## What to produce
In the entries below, find every line holding the string "title" and collect it.

[[ Data for analysis, beginning ]]

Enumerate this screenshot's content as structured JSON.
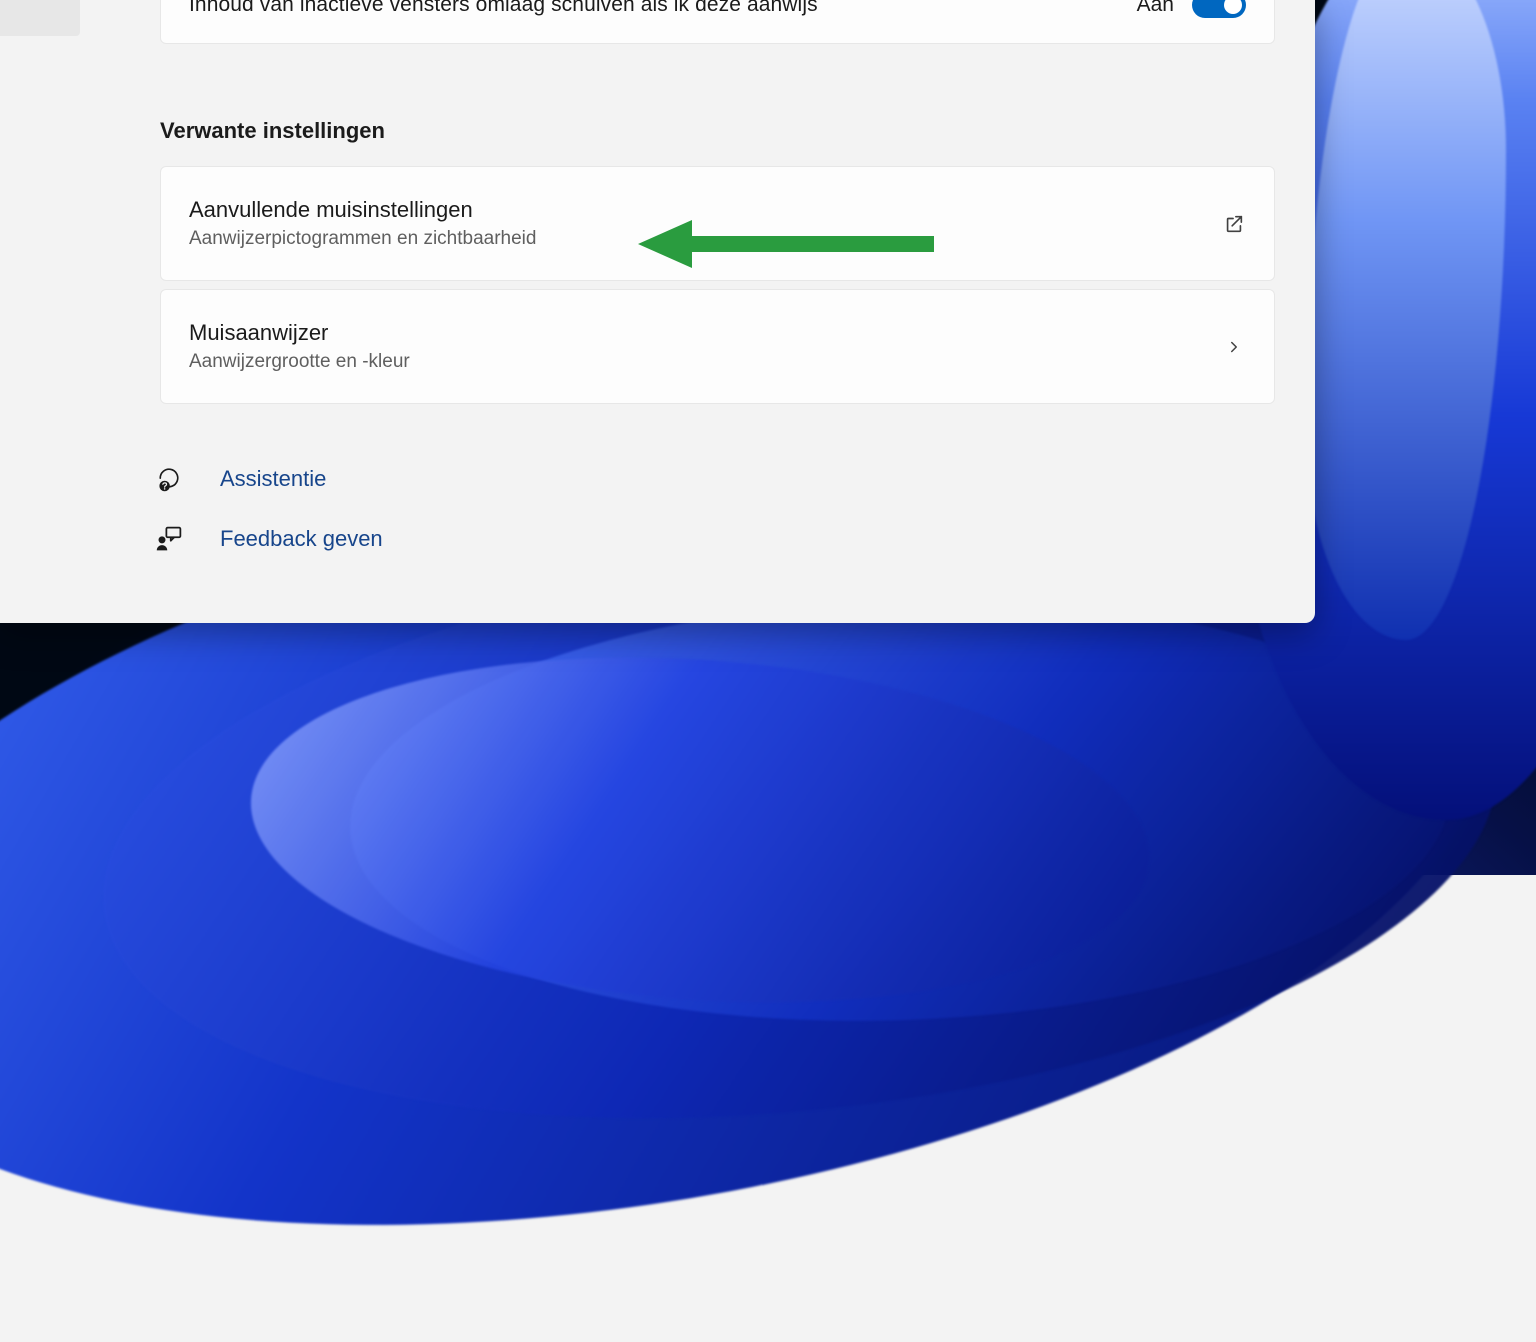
{
  "top_row": {
    "title": "Inhoud van inactieve vensters omlaag schuiven als ik deze aanwijs",
    "toggle_state_label": "Aan",
    "toggle_on": true
  },
  "section_header": "Verwante instellingen",
  "cards": [
    {
      "title": "Aanvullende muisinstellingen",
      "sub": "Aanwijzerpictogrammen en zichtbaarheid",
      "action": "external"
    },
    {
      "title": "Muisaanwijzer",
      "sub": "Aanwijzergrootte en -kleur",
      "action": "navigate"
    }
  ],
  "helper_links": [
    {
      "label": "Assistentie",
      "icon": "help"
    },
    {
      "label": "Feedback geven",
      "icon": "feedback"
    }
  ]
}
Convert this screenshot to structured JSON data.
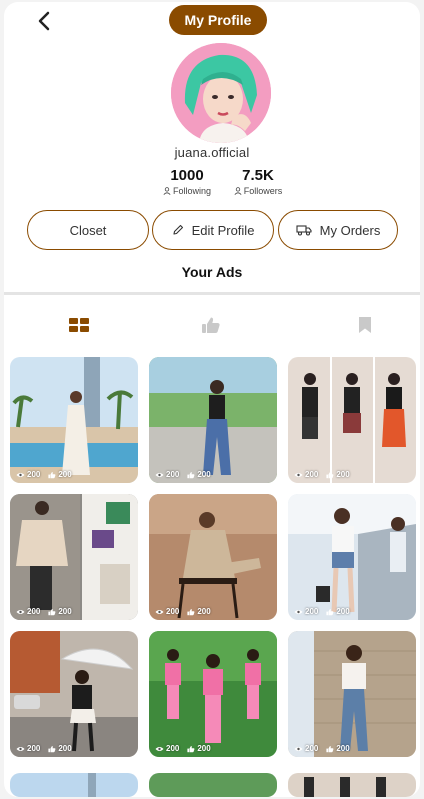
{
  "header": {
    "title": "My Profile"
  },
  "profile": {
    "username": "juana.official",
    "following_count": "1000",
    "following_label": "Following",
    "followers_count": "7.5K",
    "followers_label": "Followers"
  },
  "actions": {
    "closet_label": "Closet",
    "edit_label": "Edit Profile",
    "orders_label": "My Orders"
  },
  "section": {
    "title": "Your Ads"
  },
  "tabs": [
    {
      "icon": "grid-icon",
      "active": true
    },
    {
      "icon": "thumbs-up-icon",
      "active": false
    },
    {
      "icon": "bookmark-icon",
      "active": false
    }
  ],
  "colors": {
    "accent": "#8a4b00",
    "inactive_icon": "#c9c9c9"
  },
  "ads": [
    {
      "views": "200",
      "likes": "200",
      "scene": "white-dress-pool"
    },
    {
      "views": "200",
      "likes": "200",
      "scene": "black-top-jeans-park"
    },
    {
      "views": "200",
      "likes": "200",
      "scene": "three-black-outfits"
    },
    {
      "views": "200",
      "likes": "200",
      "scene": "beige-sweater-flatlay"
    },
    {
      "views": "200",
      "likes": "200",
      "scene": "beige-suit-chair"
    },
    {
      "views": "200",
      "likes": "200",
      "scene": "white-top-denim-shorts"
    },
    {
      "views": "200",
      "likes": "200",
      "scene": "umbrella-street-autumn"
    },
    {
      "views": "200",
      "likes": "200",
      "scene": "pink-outfits-trio"
    },
    {
      "views": "200",
      "likes": "200",
      "scene": "white-blouse-jeans-wall"
    }
  ]
}
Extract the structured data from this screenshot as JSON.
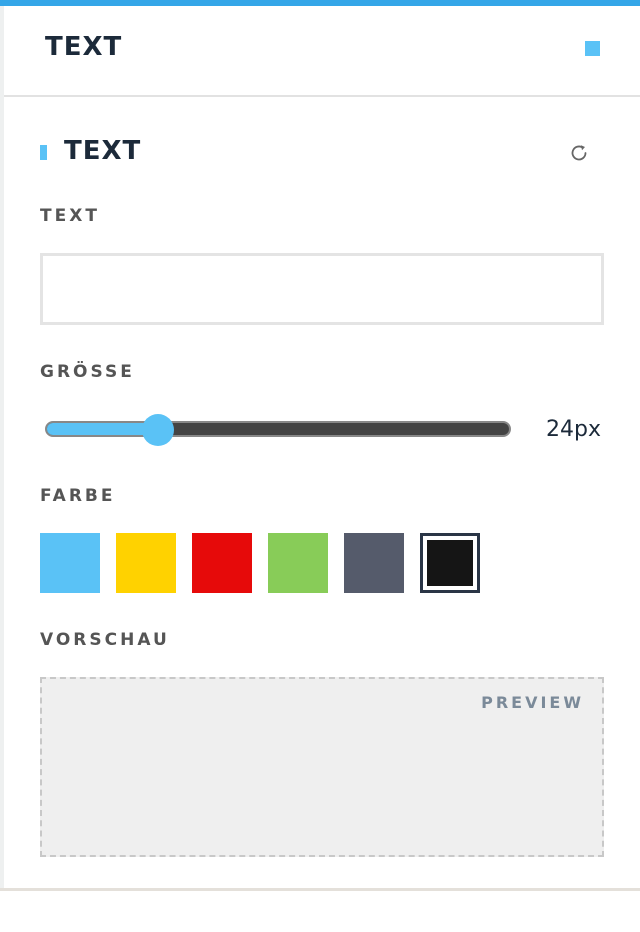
{
  "header": {
    "title": "TEXT"
  },
  "section": {
    "title": "TEXT"
  },
  "text_field": {
    "label": "TEXT",
    "value": "",
    "placeholder": ""
  },
  "size": {
    "label": "GRÖSSE",
    "value_text": "24px",
    "fraction": 0.24
  },
  "color": {
    "label": "FARBE",
    "swatches": [
      "#5ac2f6",
      "#ffd200",
      "#e60a0a",
      "#88cc58",
      "#555b6b",
      "#151515"
    ],
    "selected_index": 5
  },
  "preview": {
    "label": "VORSCHAU",
    "badge": "PREVIEW"
  },
  "icons": {
    "reset": "refresh-icon"
  }
}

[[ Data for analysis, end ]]

## Written answer
    "title": "Inhoud van inactieve vensters omlaag schuiven als ik deze aanwijs",
      "title": "Aanvullende muisinstellingen",
      "title": "Muisaanwijzer",
    "title": "My Profile"
    "title": "Your Ads"
    "title": "TEXT"
    "title": "TEXT"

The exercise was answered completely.